WHAT THE TASK ASKS: When a line in the data below includes "Netlist", count it; then give only the total.

EXERCISE INPUT:

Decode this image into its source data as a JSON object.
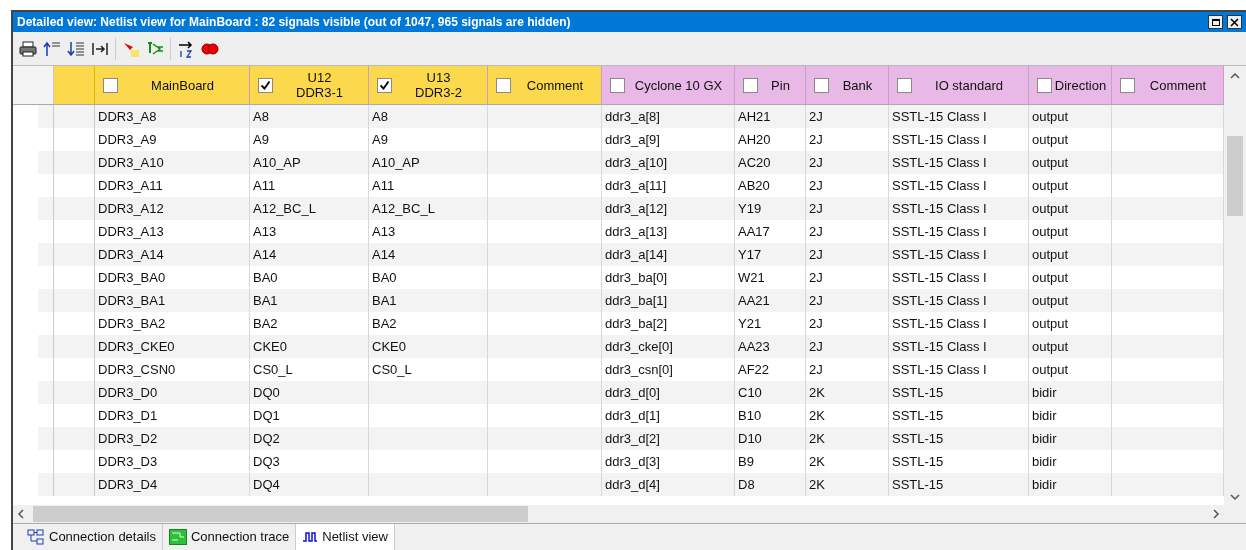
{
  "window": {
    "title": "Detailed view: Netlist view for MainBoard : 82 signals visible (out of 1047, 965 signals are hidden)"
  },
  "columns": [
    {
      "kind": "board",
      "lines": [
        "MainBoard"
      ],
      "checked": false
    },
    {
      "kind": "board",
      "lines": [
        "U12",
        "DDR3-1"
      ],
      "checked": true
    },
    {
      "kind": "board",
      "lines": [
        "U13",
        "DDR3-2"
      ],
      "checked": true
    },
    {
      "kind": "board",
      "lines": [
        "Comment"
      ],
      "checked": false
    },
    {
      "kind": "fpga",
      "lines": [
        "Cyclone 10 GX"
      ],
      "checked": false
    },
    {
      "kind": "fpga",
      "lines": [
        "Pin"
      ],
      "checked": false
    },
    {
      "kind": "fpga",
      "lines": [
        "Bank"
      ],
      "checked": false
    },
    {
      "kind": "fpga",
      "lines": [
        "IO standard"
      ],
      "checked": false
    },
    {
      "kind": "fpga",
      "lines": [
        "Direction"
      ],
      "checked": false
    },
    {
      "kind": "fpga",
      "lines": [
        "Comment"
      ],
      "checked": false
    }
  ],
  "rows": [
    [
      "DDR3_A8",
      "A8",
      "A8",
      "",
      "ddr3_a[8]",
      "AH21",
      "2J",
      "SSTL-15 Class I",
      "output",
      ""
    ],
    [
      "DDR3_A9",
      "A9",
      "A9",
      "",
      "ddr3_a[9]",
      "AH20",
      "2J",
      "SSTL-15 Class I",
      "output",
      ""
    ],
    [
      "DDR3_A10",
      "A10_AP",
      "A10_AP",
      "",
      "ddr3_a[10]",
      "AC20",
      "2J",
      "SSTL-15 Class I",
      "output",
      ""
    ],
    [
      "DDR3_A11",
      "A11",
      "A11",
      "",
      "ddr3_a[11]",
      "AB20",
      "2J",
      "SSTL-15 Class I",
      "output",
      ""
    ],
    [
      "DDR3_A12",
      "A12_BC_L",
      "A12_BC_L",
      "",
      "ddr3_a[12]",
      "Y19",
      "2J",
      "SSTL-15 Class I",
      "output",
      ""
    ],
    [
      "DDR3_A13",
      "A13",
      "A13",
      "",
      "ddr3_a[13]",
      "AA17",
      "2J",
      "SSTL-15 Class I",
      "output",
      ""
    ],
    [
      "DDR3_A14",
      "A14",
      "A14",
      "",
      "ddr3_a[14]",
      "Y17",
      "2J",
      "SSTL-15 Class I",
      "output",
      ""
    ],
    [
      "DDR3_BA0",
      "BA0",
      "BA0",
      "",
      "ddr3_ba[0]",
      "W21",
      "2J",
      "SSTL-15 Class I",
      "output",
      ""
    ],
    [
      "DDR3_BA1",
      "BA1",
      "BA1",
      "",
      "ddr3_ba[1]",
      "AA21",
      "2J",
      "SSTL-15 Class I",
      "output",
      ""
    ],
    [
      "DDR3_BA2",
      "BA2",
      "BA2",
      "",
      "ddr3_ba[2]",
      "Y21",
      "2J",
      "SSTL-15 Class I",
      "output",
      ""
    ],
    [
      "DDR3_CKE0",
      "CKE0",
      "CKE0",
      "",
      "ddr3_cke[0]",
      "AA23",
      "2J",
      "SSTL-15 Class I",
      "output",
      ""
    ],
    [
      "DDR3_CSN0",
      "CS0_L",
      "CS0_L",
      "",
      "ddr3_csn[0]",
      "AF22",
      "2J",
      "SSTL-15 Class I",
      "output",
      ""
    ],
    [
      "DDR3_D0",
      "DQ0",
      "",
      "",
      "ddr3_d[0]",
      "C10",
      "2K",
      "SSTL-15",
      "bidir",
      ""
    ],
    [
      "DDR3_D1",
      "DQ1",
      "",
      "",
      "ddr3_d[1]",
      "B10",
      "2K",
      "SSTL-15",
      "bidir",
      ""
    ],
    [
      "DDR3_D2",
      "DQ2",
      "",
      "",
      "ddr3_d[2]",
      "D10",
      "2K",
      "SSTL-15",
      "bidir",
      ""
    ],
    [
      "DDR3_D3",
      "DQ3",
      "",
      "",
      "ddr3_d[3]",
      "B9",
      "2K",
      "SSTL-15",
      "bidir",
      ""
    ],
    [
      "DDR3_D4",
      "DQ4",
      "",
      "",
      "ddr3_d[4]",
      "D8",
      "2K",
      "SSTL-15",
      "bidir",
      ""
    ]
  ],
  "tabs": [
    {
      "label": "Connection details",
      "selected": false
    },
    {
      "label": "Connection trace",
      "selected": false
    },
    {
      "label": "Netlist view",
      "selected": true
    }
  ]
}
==
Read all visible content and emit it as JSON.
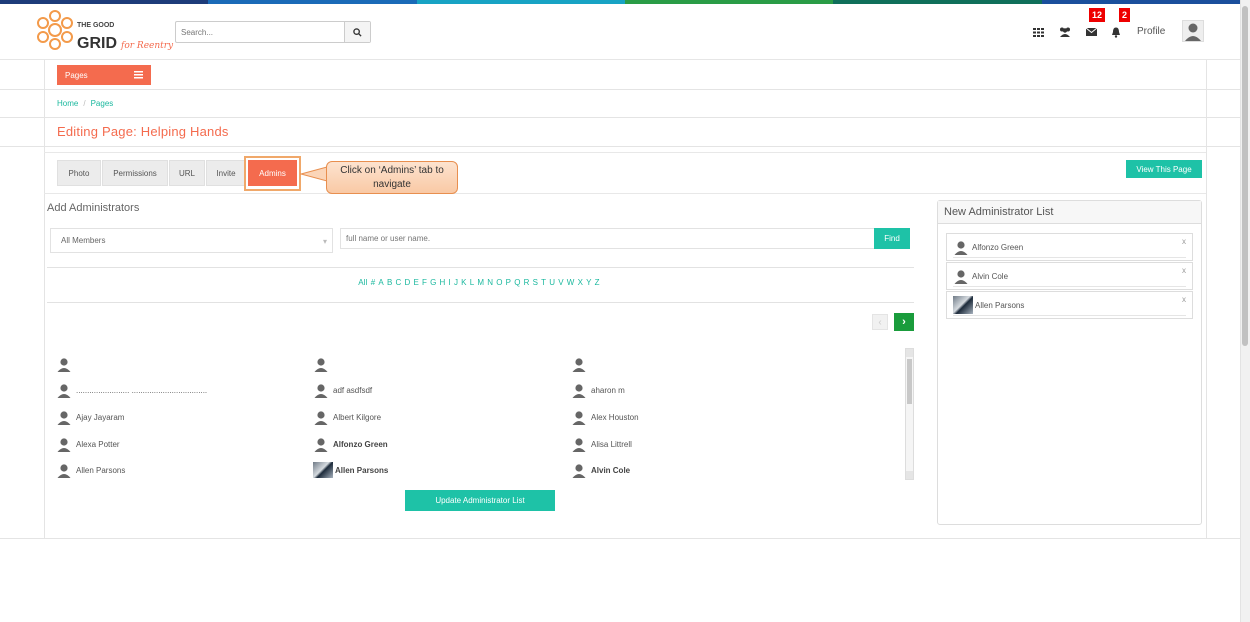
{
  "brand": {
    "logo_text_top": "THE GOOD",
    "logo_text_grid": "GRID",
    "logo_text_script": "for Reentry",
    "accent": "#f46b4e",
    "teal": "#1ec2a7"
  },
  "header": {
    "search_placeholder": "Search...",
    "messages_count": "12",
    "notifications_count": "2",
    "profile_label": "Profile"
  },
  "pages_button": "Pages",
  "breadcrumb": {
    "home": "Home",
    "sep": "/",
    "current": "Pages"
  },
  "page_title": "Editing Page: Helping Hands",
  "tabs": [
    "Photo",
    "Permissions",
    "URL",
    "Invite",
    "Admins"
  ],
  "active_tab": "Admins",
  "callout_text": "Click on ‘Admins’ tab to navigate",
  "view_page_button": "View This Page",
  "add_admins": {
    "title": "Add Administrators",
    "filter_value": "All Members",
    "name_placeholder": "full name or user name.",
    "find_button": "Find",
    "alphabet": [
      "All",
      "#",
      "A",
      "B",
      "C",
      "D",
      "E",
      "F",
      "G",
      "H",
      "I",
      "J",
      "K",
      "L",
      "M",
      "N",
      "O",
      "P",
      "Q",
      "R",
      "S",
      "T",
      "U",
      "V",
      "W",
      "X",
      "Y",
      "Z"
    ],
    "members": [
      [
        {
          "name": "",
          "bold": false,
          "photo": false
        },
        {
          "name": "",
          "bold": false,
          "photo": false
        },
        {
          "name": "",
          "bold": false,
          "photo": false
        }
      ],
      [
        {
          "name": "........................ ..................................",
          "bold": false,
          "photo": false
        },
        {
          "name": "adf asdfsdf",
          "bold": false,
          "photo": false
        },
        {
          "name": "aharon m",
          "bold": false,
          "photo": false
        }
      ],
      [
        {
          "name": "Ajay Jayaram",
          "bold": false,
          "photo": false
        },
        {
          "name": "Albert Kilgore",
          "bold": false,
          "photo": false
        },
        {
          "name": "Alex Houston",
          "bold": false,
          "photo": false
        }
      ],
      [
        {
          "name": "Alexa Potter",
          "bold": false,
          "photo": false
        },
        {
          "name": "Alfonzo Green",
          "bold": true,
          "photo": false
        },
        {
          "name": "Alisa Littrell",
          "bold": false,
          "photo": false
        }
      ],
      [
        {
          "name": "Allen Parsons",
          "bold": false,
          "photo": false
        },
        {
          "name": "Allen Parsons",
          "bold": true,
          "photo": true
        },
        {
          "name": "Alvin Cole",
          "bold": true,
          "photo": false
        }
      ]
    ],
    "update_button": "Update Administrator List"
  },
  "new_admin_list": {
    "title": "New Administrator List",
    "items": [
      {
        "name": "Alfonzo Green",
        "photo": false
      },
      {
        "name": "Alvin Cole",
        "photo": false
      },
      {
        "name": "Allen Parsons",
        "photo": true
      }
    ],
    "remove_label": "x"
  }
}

ANSWER SECTION: 2